WORK TO BE COMPLETED:
Strip out all images, then restate the data verbatim.

Interface dataset entries
__________

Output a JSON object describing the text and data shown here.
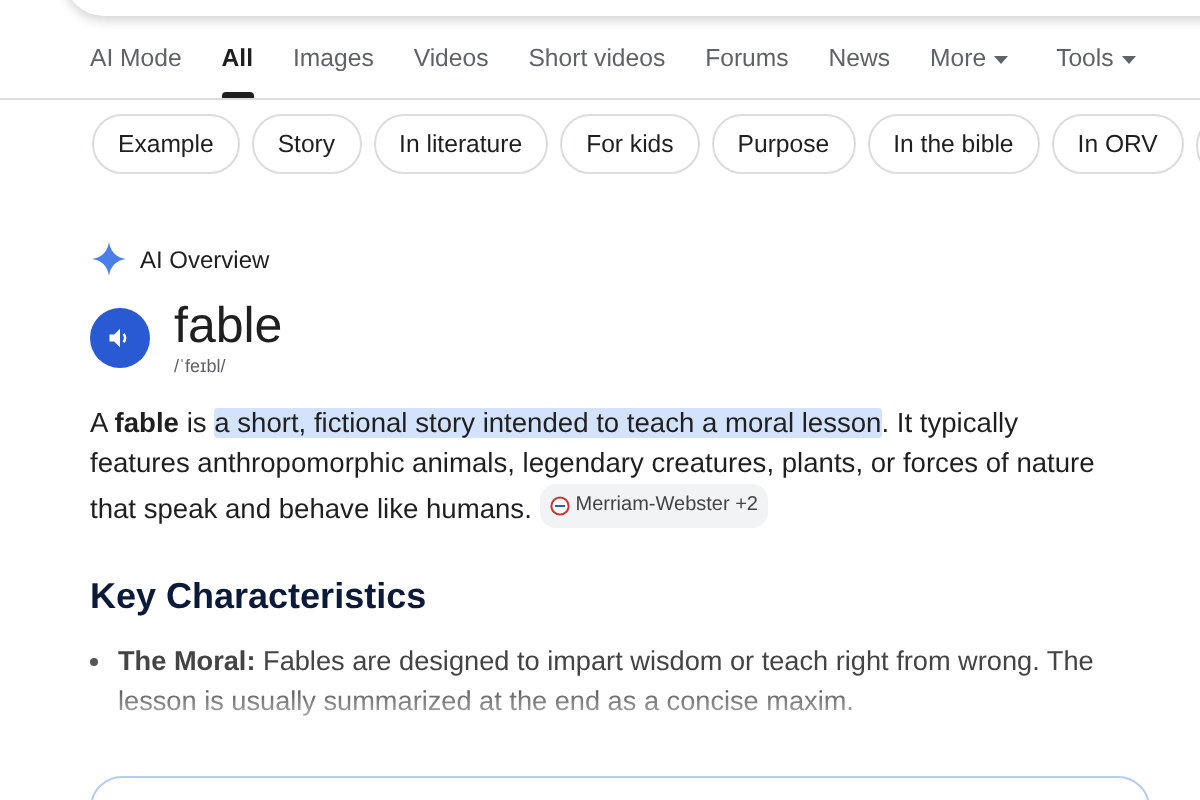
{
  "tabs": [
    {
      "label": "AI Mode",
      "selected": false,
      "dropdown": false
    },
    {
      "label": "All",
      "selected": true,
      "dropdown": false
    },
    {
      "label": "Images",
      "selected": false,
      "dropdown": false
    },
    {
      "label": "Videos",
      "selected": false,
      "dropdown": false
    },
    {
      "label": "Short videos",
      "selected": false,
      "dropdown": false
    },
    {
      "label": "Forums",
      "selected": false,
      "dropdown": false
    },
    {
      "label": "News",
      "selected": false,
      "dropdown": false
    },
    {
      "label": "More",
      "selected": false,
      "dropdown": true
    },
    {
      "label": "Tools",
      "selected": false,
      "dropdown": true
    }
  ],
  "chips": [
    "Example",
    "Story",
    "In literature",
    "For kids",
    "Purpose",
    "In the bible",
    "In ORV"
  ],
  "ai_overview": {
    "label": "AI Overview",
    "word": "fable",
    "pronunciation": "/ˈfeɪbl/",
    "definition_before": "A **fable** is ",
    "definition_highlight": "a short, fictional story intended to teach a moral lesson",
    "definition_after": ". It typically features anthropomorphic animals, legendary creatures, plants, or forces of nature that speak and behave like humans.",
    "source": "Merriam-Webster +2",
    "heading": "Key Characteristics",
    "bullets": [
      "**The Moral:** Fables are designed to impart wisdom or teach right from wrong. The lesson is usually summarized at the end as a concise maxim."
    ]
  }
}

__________

ANSWER BOX:
Output a JSON object describing the text and data shown here.
{
  "tabs": [
    {
      "label": "AI Mode",
      "selected": false,
      "dropdown": false
    },
    {
      "label": "All",
      "selected": true,
      "dropdown": false
    },
    {
      "label": "Images",
      "selected": false,
      "dropdown": false
    },
    {
      "label": "Videos",
      "selected": false,
      "dropdown": false
    },
    {
      "label": "Short videos",
      "selected": false,
      "dropdown": false
    },
    {
      "label": "Forums",
      "selected": false,
      "dropdown": false
    },
    {
      "label": "News",
      "selected": false,
      "dropdown": false
    },
    {
      "label": "More",
      "selected": false,
      "dropdown": true
    },
    {
      "label": "Tools",
      "selected": false,
      "dropdown": true
    }
  ],
  "chips": [
    "Example",
    "Story",
    "In literature",
    "For kids",
    "Purpose",
    "In the bible",
    "In ORV"
  ],
  "ai_overview": {
    "label": "AI Overview",
    "word": "fable",
    "pronunciation": "/ˈfeɪbl/",
    "definition_before": "A **fable** is ",
    "definition_highlight": "a short, fictional story intended to teach a moral lesson",
    "definition_after": ". It typically features anthropomorphic animals, legendary creatures, plants, or forces of nature that speak and behave like humans.",
    "source": "Merriam-Webster +2",
    "heading": "Key Characteristics",
    "bullets": [
      "**The Moral:** Fables are designed to impart wisdom or teach right from wrong. The lesson is usually summarized at the end as a concise maxim."
    ]
  }
}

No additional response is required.